TNG does a lot of group activities as a company. Even before the project started, we did some soft kick-offs where we discussed the transformational nature of the project. There was communication the whole way about what was happening, what was about to happen, and what the results were afterward.

It ultimately comes down to people. We made sure both sides had the right people on the team to get the job done. Consultants always come in and ask for the best people. But the reality is, very few small- and medium-size companies can afford to do that. And everyone has a different opinion of what constitutes the best people. TNG filled the team with visionaries, people who weren't stuck in the way they were doing things and who wanted to take the company forward. They had a vision that they could make things better, and they'd make a huge contribution toward that.

There was a shared mutual feeling about success. They worked their butts off for eight months. We had some tears and stress, but nobody said, "Get me off this project." In fact, just the opposite. I talked to other people in the company who wanted to get on the project team. Everybody was totally committed to making it a success, in the time frame and in the budget. The internal project team got financial rewards. They took the budget we gave them and added a percentage on top of it to provide bonuses if the project was delivered on time, in budget and in scope. That goes back to the commitment of the CEO to make the project a success.

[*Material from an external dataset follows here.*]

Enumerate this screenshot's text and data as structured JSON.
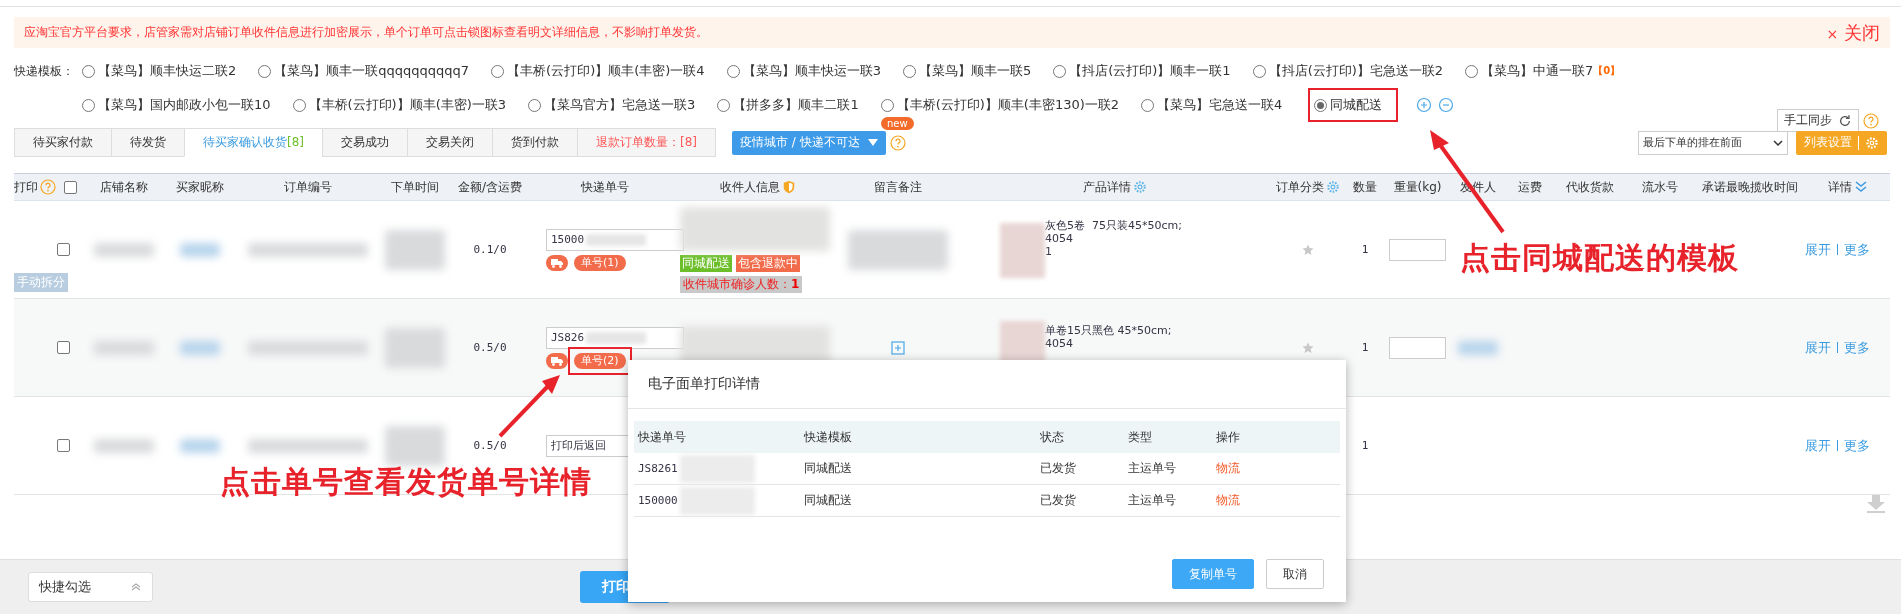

All: Was TNG's implementation more typical than not? We read a lot about ERP projects that go off the rails. But I have to think for every unsuccessful project we read about, there are multiple successful ones.

Martin: I don't want to say they are unique. There are thousands of successful ERP projects. The atypical part was the level of commitment from the CEO. And also, very few companies can afford to take people out of their jobs. They didn't relieve people of all of their duties. But they did do some backfilling and figured out a way to get more efficient on the job so they were able to make time for this project.

All: Craig described how TNG took a big bang approach to the project. Is that advisable for most companies?

Martin: It's another one of those notions that if you ask 50 people what it means, you'll get 50 different answers. It's not unique for us as a consulting firm. A company's ability to do that, or not, has everything to do with the other systems they are using, the processes they have and how easily or not you can integrate. Integration just wasn't an option for TNG, as Craig mentioned.

I think the phased approach for most companies is really a 90s legacy thing. Projects were so big they had to be broken down into phases. You couldn't afford to do anything else. In the middle market, you typically don't have as many unique systems or processes, so you can capture 80 percent or 90 percent of what a business does in a single phase. I think the reason most companies didn't do it is the level of risk. But there are more checkpoints now, so the risk is less now than what it was 10 years ago.

All: Failed SAP implementations, in particular, seem to get a fair amount of press. Do you think there are misconceptions about SAP implementations?

Martin: The biggest competitor to SAP is the myths and the legends. The big four misconceptions are: It's too big for a small- or medium-size business, it's too expensive, it takes too long to implement and it's too complex. SAP has invested billions of dollars in all four of those areas over the last 10 years. It'll take probably another five or 10 years to overcome those misconceptions.

ASAP methodology and preconfigured solutions address the too long to implement misconception. Fixed price, middle market pricing address the too expensive misconception. There's a methodology post-go live to make it significantly less expensive than it was 10 years ago. Regarding the too complex misconception, a combination of pre-configured solutions and a complete rework of the interface, to make individual role levels more productive, address that. All of those things make SAP appropriate for small- or medium-size businesses.